**WHAT YOU SHOULD DO:**
Every word in the data below belongs in your copy, exactly as given; the pictures do not.

**EXERCISE INPUTS:**
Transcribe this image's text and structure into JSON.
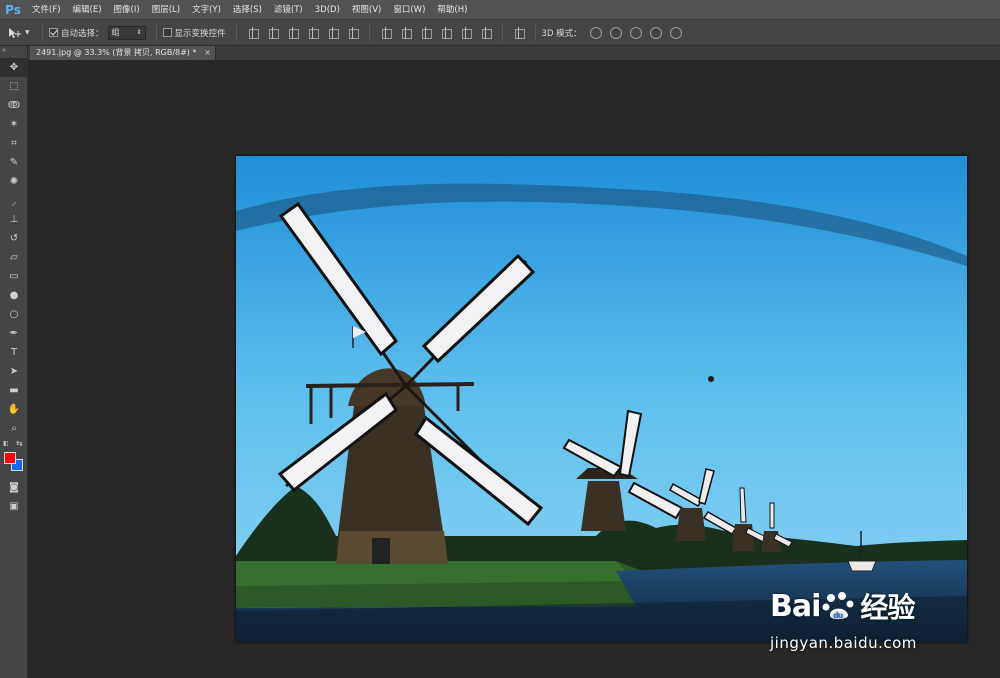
{
  "app": {
    "logo": "Ps"
  },
  "menu": [
    "文件(F)",
    "编辑(E)",
    "图像(I)",
    "图层(L)",
    "文字(Y)",
    "选择(S)",
    "滤镜(T)",
    "3D(D)",
    "视图(V)",
    "窗口(W)",
    "帮助(H)"
  ],
  "options": {
    "auto_select_label": "自动选择：",
    "auto_select_value": "组",
    "show_transform_label": "显示变换控件",
    "mode3d_label": "3D 模式："
  },
  "document": {
    "tab_title": "2491.jpg @ 33.3% (背景 拷贝, RGB/8#) *",
    "close_glyph": "×"
  },
  "tools": [
    {
      "icon": "move-tool-icon",
      "glyph": "✥"
    },
    {
      "icon": "marquee-tool-icon",
      "glyph": "⬚"
    },
    {
      "icon": "lasso-tool-icon",
      "glyph": "ↂ"
    },
    {
      "icon": "magic-wand-tool-icon",
      "glyph": "✶"
    },
    {
      "icon": "crop-tool-icon",
      "glyph": "⌗"
    },
    {
      "icon": "eyedropper-tool-icon",
      "glyph": "✎"
    },
    {
      "icon": "healing-brush-tool-icon",
      "glyph": "✺"
    },
    {
      "icon": "brush-tool-icon",
      "glyph": "⸝"
    },
    {
      "icon": "stamp-tool-icon",
      "glyph": "⊥"
    },
    {
      "icon": "history-brush-tool-icon",
      "glyph": "↺"
    },
    {
      "icon": "eraser-tool-icon",
      "glyph": "▱"
    },
    {
      "icon": "gradient-tool-icon",
      "glyph": "▭"
    },
    {
      "icon": "blur-tool-icon",
      "glyph": "●"
    },
    {
      "icon": "dodge-tool-icon",
      "glyph": "○"
    },
    {
      "icon": "pen-tool-icon",
      "glyph": "✒"
    },
    {
      "icon": "type-tool-icon",
      "glyph": "T"
    },
    {
      "icon": "path-selection-tool-icon",
      "glyph": "➤"
    },
    {
      "icon": "shape-tool-icon",
      "glyph": "▬"
    },
    {
      "icon": "hand-tool-icon",
      "glyph": "✋"
    },
    {
      "icon": "zoom-tool-icon",
      "glyph": "⌕"
    }
  ],
  "colors": {
    "foreground": "#ff0000",
    "background": "#0a6cff"
  },
  "watermark": {
    "brand_latin": "Bai",
    "brand_latin2": "du",
    "brand_cn": "经验",
    "url": "jingyan.baidu.com"
  }
}
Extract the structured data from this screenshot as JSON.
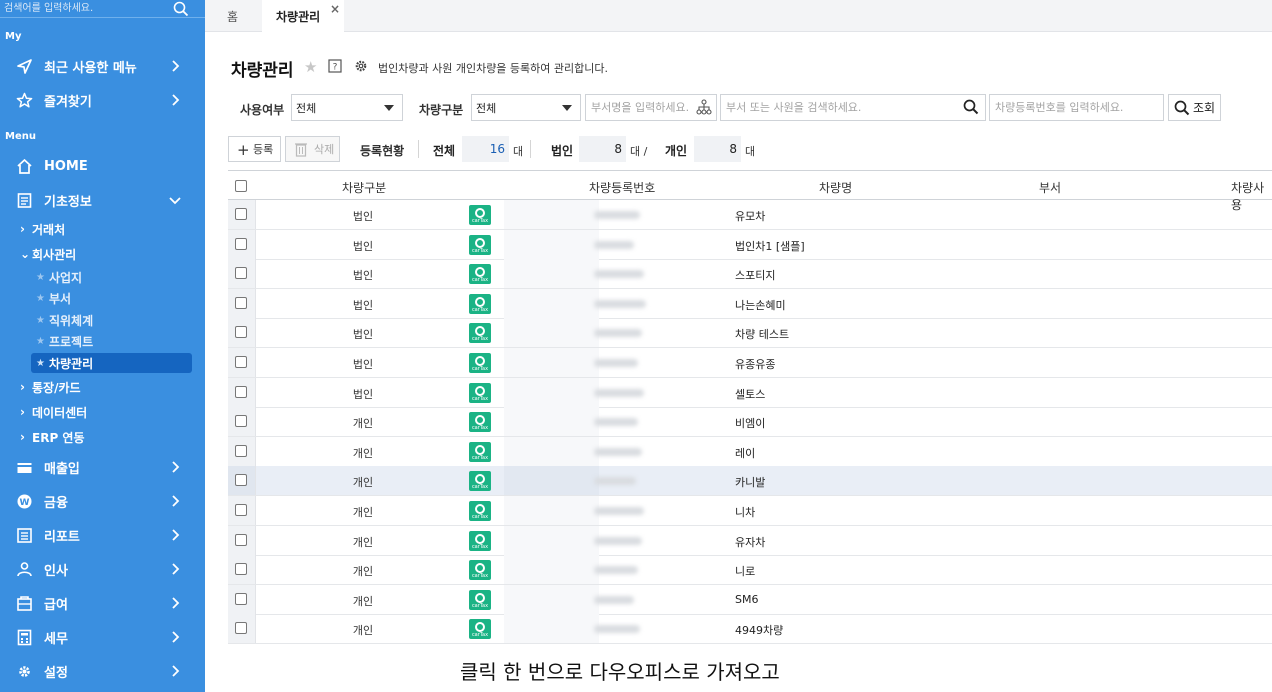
{
  "sidebar": {
    "search_placeholder": "검색어를 입력하세요.",
    "my_label": "My",
    "recent_label": "최근 사용한 메뉴",
    "favorites_label": "즐겨찾기",
    "menu_label": "Menu",
    "home_label": "HOME",
    "basic_label": "기초정보",
    "sub": {
      "clients": "거래처",
      "company": "회사관리",
      "bank": "통장/카드",
      "datacenter": "데이터센터",
      "erp": "ERP 연동"
    },
    "leaves": {
      "site": "사업지",
      "dept": "부서",
      "position": "직위체계",
      "project": "프로젝트",
      "vehicle": "차량관리"
    },
    "menus": {
      "sales": "매출입",
      "finance": "금융",
      "report": "리포트",
      "hr": "인사",
      "payroll": "급여",
      "tax": "세무",
      "settings": "설정"
    }
  },
  "tabs": {
    "home": "홈",
    "active": "차량관리",
    "close": "×"
  },
  "page": {
    "title": "차량관리",
    "description": "법인차량과 사원 개인차량을 등록하여 관리합니다."
  },
  "filters": {
    "usage_label": "사용여부",
    "usage_value": "전체",
    "type_label": "차량구분",
    "type_value": "전체",
    "dept_placeholder": "부서명을 입력하세요.",
    "search_placeholder": "부서 또는 사원을 검색하세요.",
    "plate_placeholder": "차량등록번호를 입력하세요.",
    "query_label": "조회"
  },
  "toolbar": {
    "add_label": "등록",
    "delete_label": "삭제",
    "status_label": "등록현황",
    "total_label": "전체",
    "total_count": "16",
    "total_unit": "대",
    "corp_label": "법인",
    "corp_count": "8",
    "corp_unit": "대 /",
    "personal_label": "개인",
    "personal_count": "8",
    "personal_unit": "대"
  },
  "table": {
    "headers": {
      "type": "차량구분",
      "plate": "차량등록번호",
      "name": "차량명",
      "dept": "부서",
      "user": "차량사용"
    },
    "logo_text": "carTax",
    "rows": [
      {
        "type": "법인",
        "name": "유모차"
      },
      {
        "type": "법인",
        "name": "법인차1 [샘플]"
      },
      {
        "type": "법인",
        "name": "스포티지"
      },
      {
        "type": "법인",
        "name": "나는손혜미"
      },
      {
        "type": "법인",
        "name": "차량 테스트"
      },
      {
        "type": "법인",
        "name": "유종유종"
      },
      {
        "type": "법인",
        "name": "셀토스"
      },
      {
        "type": "개인",
        "name": "비엠이"
      },
      {
        "type": "개인",
        "name": "레이"
      },
      {
        "type": "개인",
        "name": "카니발"
      },
      {
        "type": "개인",
        "name": "니차"
      },
      {
        "type": "개인",
        "name": "유자차"
      },
      {
        "type": "개인",
        "name": "니로"
      },
      {
        "type": "개인",
        "name": "SM6"
      },
      {
        "type": "개인",
        "name": "4949차량"
      }
    ]
  },
  "caption": "클릭 한 번으로 다우오피스로 가져오고"
}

**WRITTEN ANSWER:**
Transcribe this image's text and structure into JSON.
{
  "app": {
    "logo": "Ps"
  },
  "menu": [
    "文件(F)",
    "编辑(E)",
    "图像(I)",
    "图层(L)",
    "文字(Y)",
    "选择(S)",
    "滤镜(T)",
    "3D(D)",
    "视图(V)",
    "窗口(W)",
    "帮助(H)"
  ],
  "options": {
    "auto_select_label": "自动选择：",
    "auto_select_value": "组",
    "show_transform_label": "显示变换控件",
    "mode3d_label": "3D 模式："
  },
  "document": {
    "tab_title": "2491.jpg @ 33.3% (背景 拷贝, RGB/8#) *",
    "close_glyph": "×"
  },
  "tools": [
    {
      "icon": "move-tool-icon",
      "glyph": "✥"
    },
    {
      "icon": "marquee-tool-icon",
      "glyph": "⬚"
    },
    {
      "icon": "lasso-tool-icon",
      "glyph": "ↂ"
    },
    {
      "icon": "magic-wand-tool-icon",
      "glyph": "✶"
    },
    {
      "icon": "crop-tool-icon",
      "glyph": "⌗"
    },
    {
      "icon": "eyedropper-tool-icon",
      "glyph": "✎"
    },
    {
      "icon": "healing-brush-tool-icon",
      "glyph": "✺"
    },
    {
      "icon": "brush-tool-icon",
      "glyph": "⸝"
    },
    {
      "icon": "stamp-tool-icon",
      "glyph": "⊥"
    },
    {
      "icon": "history-brush-tool-icon",
      "glyph": "↺"
    },
    {
      "icon": "eraser-tool-icon",
      "glyph": "▱"
    },
    {
      "icon": "gradient-tool-icon",
      "glyph": "▭"
    },
    {
      "icon": "blur-tool-icon",
      "glyph": "●"
    },
    {
      "icon": "dodge-tool-icon",
      "glyph": "○"
    },
    {
      "icon": "pen-tool-icon",
      "glyph": "✒"
    },
    {
      "icon": "type-tool-icon",
      "glyph": "T"
    },
    {
      "icon": "path-selection-tool-icon",
      "glyph": "➤"
    },
    {
      "icon": "shape-tool-icon",
      "glyph": "▬"
    },
    {
      "icon": "hand-tool-icon",
      "glyph": "✋"
    },
    {
      "icon": "zoom-tool-icon",
      "glyph": "⌕"
    }
  ],
  "colors": {
    "foreground": "#ff0000",
    "background": "#0a6cff"
  },
  "watermark": {
    "brand_latin": "Bai",
    "brand_latin2": "du",
    "brand_cn": "经验",
    "url": "jingyan.baidu.com"
  }
}
Extract the structured data from this screenshot as JSON.
{
  "sidebar": {
    "search_placeholder": "검색어를 입력하세요.",
    "my_label": "My",
    "recent_label": "최근 사용한 메뉴",
    "favorites_label": "즐겨찾기",
    "menu_label": "Menu",
    "home_label": "HOME",
    "basic_label": "기초정보",
    "sub": {
      "clients": "거래처",
      "company": "회사관리",
      "bank": "통장/카드",
      "datacenter": "데이터센터",
      "erp": "ERP 연동"
    },
    "leaves": {
      "site": "사업지",
      "dept": "부서",
      "position": "직위체계",
      "project": "프로젝트",
      "vehicle": "차량관리"
    },
    "menus": {
      "sales": "매출입",
      "finance": "금융",
      "report": "리포트",
      "hr": "인사",
      "payroll": "급여",
      "tax": "세무",
      "settings": "설정"
    }
  },
  "tabs": {
    "home": "홈",
    "active": "차량관리",
    "close": "×"
  },
  "page": {
    "title": "차량관리",
    "description": "법인차량과 사원 개인차량을 등록하여 관리합니다."
  },
  "filters": {
    "usage_label": "사용여부",
    "usage_value": "전체",
    "type_label": "차량구분",
    "type_value": "전체",
    "dept_placeholder": "부서명을 입력하세요.",
    "search_placeholder": "부서 또는 사원을 검색하세요.",
    "plate_placeholder": "차량등록번호를 입력하세요.",
    "query_label": "조회"
  },
  "toolbar": {
    "add_label": "등록",
    "delete_label": "삭제",
    "status_label": "등록현황",
    "total_label": "전체",
    "total_count": "16",
    "total_unit": "대",
    "corp_label": "법인",
    "corp_count": "8",
    "corp_unit": "대 /",
    "personal_label": "개인",
    "personal_count": "8",
    "personal_unit": "대"
  },
  "table": {
    "headers": {
      "type": "차량구분",
      "plate": "차량등록번호",
      "name": "차량명",
      "dept": "부서",
      "user": "차량사용"
    },
    "logo_text": "carTax",
    "rows": [
      {
        "type": "법인",
        "name": "유모차"
      },
      {
        "type": "법인",
        "name": "법인차1 [샘플]"
      },
      {
        "type": "법인",
        "name": "스포티지"
      },
      {
        "type": "법인",
        "name": "나는손혜미"
      },
      {
        "type": "법인",
        "name": "차량 테스트"
      },
      {
        "type": "법인",
        "name": "유종유종"
      },
      {
        "type": "법인",
        "name": "셀토스"
      },
      {
        "type": "개인",
        "name": "비엠이"
      },
      {
        "type": "개인",
        "name": "레이"
      },
      {
        "type": "개인",
        "name": "카니발"
      },
      {
        "type": "개인",
        "name": "니차"
      },
      {
        "type": "개인",
        "name": "유자차"
      },
      {
        "type": "개인",
        "name": "니로"
      },
      {
        "type": "개인",
        "name": "SM6"
      },
      {
        "type": "개인",
        "name": "4949차량"
      }
    ]
  },
  "caption": "클릭 한 번으로 다우오피스로 가져오고"
}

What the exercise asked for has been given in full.